TASK:
All records below must be retyped exactly.

---+---

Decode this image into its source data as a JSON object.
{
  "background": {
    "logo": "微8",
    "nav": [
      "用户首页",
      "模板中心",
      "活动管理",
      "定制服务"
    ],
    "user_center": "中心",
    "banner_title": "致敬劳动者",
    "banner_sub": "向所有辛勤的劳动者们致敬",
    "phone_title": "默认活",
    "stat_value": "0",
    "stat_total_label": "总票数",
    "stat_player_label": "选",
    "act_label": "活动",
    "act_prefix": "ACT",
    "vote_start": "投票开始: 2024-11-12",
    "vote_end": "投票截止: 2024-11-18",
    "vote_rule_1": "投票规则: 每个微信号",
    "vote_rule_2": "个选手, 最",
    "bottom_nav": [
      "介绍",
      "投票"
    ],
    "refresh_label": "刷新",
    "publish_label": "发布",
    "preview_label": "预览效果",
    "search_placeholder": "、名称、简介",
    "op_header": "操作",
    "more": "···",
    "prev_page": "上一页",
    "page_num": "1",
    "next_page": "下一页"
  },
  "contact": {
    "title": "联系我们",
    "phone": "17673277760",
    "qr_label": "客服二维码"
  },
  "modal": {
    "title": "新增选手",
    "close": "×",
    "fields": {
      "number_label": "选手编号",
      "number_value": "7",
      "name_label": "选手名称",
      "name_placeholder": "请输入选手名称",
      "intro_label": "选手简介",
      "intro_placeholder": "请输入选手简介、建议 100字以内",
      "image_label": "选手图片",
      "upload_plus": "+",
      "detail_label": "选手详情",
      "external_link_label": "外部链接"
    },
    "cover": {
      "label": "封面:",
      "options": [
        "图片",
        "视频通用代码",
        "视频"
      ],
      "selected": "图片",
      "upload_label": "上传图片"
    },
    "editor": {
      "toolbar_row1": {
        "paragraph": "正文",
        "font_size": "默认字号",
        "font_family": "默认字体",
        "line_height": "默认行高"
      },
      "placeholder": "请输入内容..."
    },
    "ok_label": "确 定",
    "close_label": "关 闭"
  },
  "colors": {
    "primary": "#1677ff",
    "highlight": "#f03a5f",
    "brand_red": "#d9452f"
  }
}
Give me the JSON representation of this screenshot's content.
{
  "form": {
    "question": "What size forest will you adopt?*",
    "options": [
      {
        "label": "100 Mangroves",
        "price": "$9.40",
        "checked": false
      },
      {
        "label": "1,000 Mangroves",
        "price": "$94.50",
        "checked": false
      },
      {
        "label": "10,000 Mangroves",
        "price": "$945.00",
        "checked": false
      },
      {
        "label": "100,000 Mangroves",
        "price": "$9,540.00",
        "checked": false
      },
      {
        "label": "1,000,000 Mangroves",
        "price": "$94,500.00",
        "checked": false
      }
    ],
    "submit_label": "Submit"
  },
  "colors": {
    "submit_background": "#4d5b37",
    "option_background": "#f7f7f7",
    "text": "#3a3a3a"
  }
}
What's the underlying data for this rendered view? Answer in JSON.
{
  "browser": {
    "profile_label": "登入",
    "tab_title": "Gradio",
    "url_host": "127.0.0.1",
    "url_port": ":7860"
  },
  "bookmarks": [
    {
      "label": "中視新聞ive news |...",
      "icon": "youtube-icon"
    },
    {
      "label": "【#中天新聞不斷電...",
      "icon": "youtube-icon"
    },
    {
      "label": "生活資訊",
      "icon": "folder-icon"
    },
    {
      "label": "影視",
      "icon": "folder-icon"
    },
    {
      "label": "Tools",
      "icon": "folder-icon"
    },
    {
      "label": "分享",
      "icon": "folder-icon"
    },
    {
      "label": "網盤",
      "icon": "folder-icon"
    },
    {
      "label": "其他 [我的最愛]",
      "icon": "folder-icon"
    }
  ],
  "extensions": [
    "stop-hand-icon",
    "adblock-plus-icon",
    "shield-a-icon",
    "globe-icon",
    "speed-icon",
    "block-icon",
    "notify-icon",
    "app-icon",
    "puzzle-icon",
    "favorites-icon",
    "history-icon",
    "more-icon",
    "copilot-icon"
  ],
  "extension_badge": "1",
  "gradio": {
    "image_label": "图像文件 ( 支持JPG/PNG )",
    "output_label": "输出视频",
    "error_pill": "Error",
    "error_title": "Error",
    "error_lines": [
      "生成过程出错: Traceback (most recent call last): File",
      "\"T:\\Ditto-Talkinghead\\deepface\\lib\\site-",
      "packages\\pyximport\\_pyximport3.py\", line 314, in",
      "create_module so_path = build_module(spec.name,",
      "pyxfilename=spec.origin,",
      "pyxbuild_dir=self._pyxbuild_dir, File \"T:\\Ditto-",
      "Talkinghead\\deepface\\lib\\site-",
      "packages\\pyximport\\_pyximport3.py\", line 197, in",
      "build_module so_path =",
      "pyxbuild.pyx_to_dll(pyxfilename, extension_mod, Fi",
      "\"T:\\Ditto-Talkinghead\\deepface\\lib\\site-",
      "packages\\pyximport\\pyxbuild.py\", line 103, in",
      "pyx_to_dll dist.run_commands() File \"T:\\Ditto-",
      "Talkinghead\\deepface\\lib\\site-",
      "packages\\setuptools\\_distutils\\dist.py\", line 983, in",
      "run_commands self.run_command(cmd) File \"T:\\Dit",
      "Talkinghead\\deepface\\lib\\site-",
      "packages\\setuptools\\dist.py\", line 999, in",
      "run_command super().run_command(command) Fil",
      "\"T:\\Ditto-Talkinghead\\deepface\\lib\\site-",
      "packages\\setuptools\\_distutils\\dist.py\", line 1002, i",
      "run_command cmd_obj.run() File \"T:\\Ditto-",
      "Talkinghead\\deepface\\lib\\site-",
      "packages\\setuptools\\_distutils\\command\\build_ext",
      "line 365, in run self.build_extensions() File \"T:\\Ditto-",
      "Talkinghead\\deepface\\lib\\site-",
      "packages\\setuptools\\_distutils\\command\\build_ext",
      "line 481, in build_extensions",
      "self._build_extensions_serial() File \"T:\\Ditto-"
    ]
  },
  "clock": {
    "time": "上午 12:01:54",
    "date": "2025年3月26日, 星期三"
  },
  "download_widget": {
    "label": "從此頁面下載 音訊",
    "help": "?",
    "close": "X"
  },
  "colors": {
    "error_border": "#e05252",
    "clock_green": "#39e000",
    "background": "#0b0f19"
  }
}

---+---

FINISHED TASK:
Decode this image into its source data as a JSON object.
{
  "background": {
    "logo": "微8",
    "nav": [
      "用户首页",
      "模板中心",
      "活动管理",
      "定制服务"
    ],
    "user_center": "中心",
    "banner_title": "致敬劳动者",
    "banner_sub": "向所有辛勤的劳动者们致敬",
    "phone_title": "默认活",
    "stat_value": "0",
    "stat_total_label": "总票数",
    "stat_player_label": "选",
    "act_label": "活动",
    "act_prefix": "ACT",
    "vote_start": "投票开始: 2024-11-12",
    "vote_end": "投票截止: 2024-11-18",
    "vote_rule_1": "投票规则: 每个微信号",
    "vote_rule_2": "个选手, 最",
    "bottom_nav": [
      "介绍",
      "投票"
    ],
    "refresh_label": "刷新",
    "publish_label": "发布",
    "preview_label": "预览效果",
    "search_placeholder": "、名称、简介",
    "op_header": "操作",
    "more": "···",
    "prev_page": "上一页",
    "page_num": "1",
    "next_page": "下一页"
  },
  "contact": {
    "title": "联系我们",
    "phone": "17673277760",
    "qr_label": "客服二维码"
  },
  "modal": {
    "title": "新增选手",
    "close": "×",
    "fields": {
      "number_label": "选手编号",
      "number_value": "7",
      "name_label": "选手名称",
      "name_placeholder": "请输入选手名称",
      "intro_label": "选手简介",
      "intro_placeholder": "请输入选手简介、建议 100字以内",
      "image_label": "选手图片",
      "upload_plus": "+",
      "detail_label": "选手详情",
      "external_link_label": "外部链接"
    },
    "cover": {
      "label": "封面:",
      "options": [
        "图片",
        "视频通用代码",
        "视频"
      ],
      "selected": "图片",
      "upload_label": "上传图片"
    },
    "editor": {
      "toolbar_row1": {
        "paragraph": "正文",
        "font_size": "默认字号",
        "font_family": "默认字体",
        "line_height": "默认行高"
      },
      "placeholder": "请输入内容..."
    },
    "ok_label": "确 定",
    "close_label": "关 闭"
  },
  "colors": {
    "primary": "#1677ff",
    "highlight": "#f03a5f",
    "brand_red": "#d9452f"
  }
}
Give me the JSON representation of this screenshot's content.
{
  "form": {
    "question": "What size forest will you adopt?*",
    "options": [
      {
        "label": "100 Mangroves",
        "price": "$9.40",
        "checked": false
      },
      {
        "label": "1,000 Mangroves",
        "price": "$94.50",
        "checked": false
      },
      {
        "label": "10,000 Mangroves",
        "price": "$945.00",
        "checked": false
      },
      {
        "label": "100,000 Mangroves",
        "price": "$9,540.00",
        "checked": false
      },
      {
        "label": "1,000,000 Mangroves",
        "price": "$94,500.00",
        "checked": false
      }
    ],
    "submit_label": "Submit"
  },
  "colors": {
    "submit_background": "#4d5b37",
    "option_background": "#f7f7f7",
    "text": "#3a3a3a"
  }
}
What's the underlying data for this rendered view? Answer in JSON.
{
  "browser": {
    "profile_label": "登入",
    "tab_title": "Gradio",
    "url_host": "127.0.0.1",
    "url_port": ":7860"
  },
  "bookmarks": [
    {
      "label": "中視新聞ive news |...",
      "icon": "youtube-icon"
    },
    {
      "label": "【#中天新聞不斷電...",
      "icon": "youtube-icon"
    },
    {
      "label": "生活資訊",
      "icon": "folder-icon"
    },
    {
      "label": "影視",
      "icon": "folder-icon"
    },
    {
      "label": "Tools",
      "icon": "folder-icon"
    },
    {
      "label": "分享",
      "icon": "folder-icon"
    },
    {
      "label": "網盤",
      "icon": "folder-icon"
    },
    {
      "label": "其他 [我的最愛]",
      "icon": "folder-icon"
    }
  ],
  "extensions": [
    "stop-hand-icon",
    "adblock-plus-icon",
    "shield-a-icon",
    "globe-icon",
    "speed-icon",
    "block-icon",
    "notify-icon",
    "app-icon",
    "puzzle-icon",
    "favorites-icon",
    "history-icon",
    "more-icon",
    "copilot-icon"
  ],
  "extension_badge": "1",
  "gradio": {
    "image_label": "图像文件 ( 支持JPG/PNG )",
    "output_label": "输出视频",
    "error_pill": "Error",
    "error_title": "Error",
    "error_lines": [
      "生成过程出错: Traceback (most recent call last): File",
      "\"T:\\Ditto-Talkinghead\\deepface\\lib\\site-",
      "packages\\pyximport\\_pyximport3.py\", line 314, in",
      "create_module so_path = build_module(spec.name,",
      "pyxfilename=spec.origin,",
      "pyxbuild_dir=self._pyxbuild_dir, File \"T:\\Ditto-",
      "Talkinghead\\deepface\\lib\\site-",
      "packages\\pyximport\\_pyximport3.py\", line 197, in",
      "build_module so_path =",
      "pyxbuild.pyx_to_dll(pyxfilename, extension_mod, Fi",
      "\"T:\\Ditto-Talkinghead\\deepface\\lib\\site-",
      "packages\\pyximport\\pyxbuild.py\", line 103, in",
      "pyx_to_dll dist.run_commands() File \"T:\\Ditto-",
      "Talkinghead\\deepface\\lib\\site-",
      "packages\\setuptools\\_distutils\\dist.py\", line 983, in",
      "run_commands self.run_command(cmd) File \"T:\\Dit",
      "Talkinghead\\deepface\\lib\\site-",
      "packages\\setuptools\\dist.py\", line 999, in",
      "run_command super().run_command(command) Fil",
      "\"T:\\Ditto-Talkinghead\\deepface\\lib\\site-",
      "packages\\setuptools\\_distutils\\dist.py\", line 1002, i",
      "run_command cmd_obj.run() File \"T:\\Ditto-",
      "Talkinghead\\deepface\\lib\\site-",
      "packages\\setuptools\\_distutils\\command\\build_ext",
      "line 365, in run self.build_extensions() File \"T:\\Ditto-",
      "Talkinghead\\deepface\\lib\\site-",
      "packages\\setuptools\\_distutils\\command\\build_ext",
      "line 481, in build_extensions",
      "self._build_extensions_serial() File \"T:\\Ditto-"
    ]
  },
  "clock": {
    "time": "上午 12:01:54",
    "date": "2025年3月26日, 星期三"
  },
  "download_widget": {
    "label": "從此頁面下載 音訊",
    "help": "?",
    "close": "X"
  },
  "colors": {
    "error_border": "#e05252",
    "clock_green": "#39e000",
    "background": "#0b0f19"
  }
}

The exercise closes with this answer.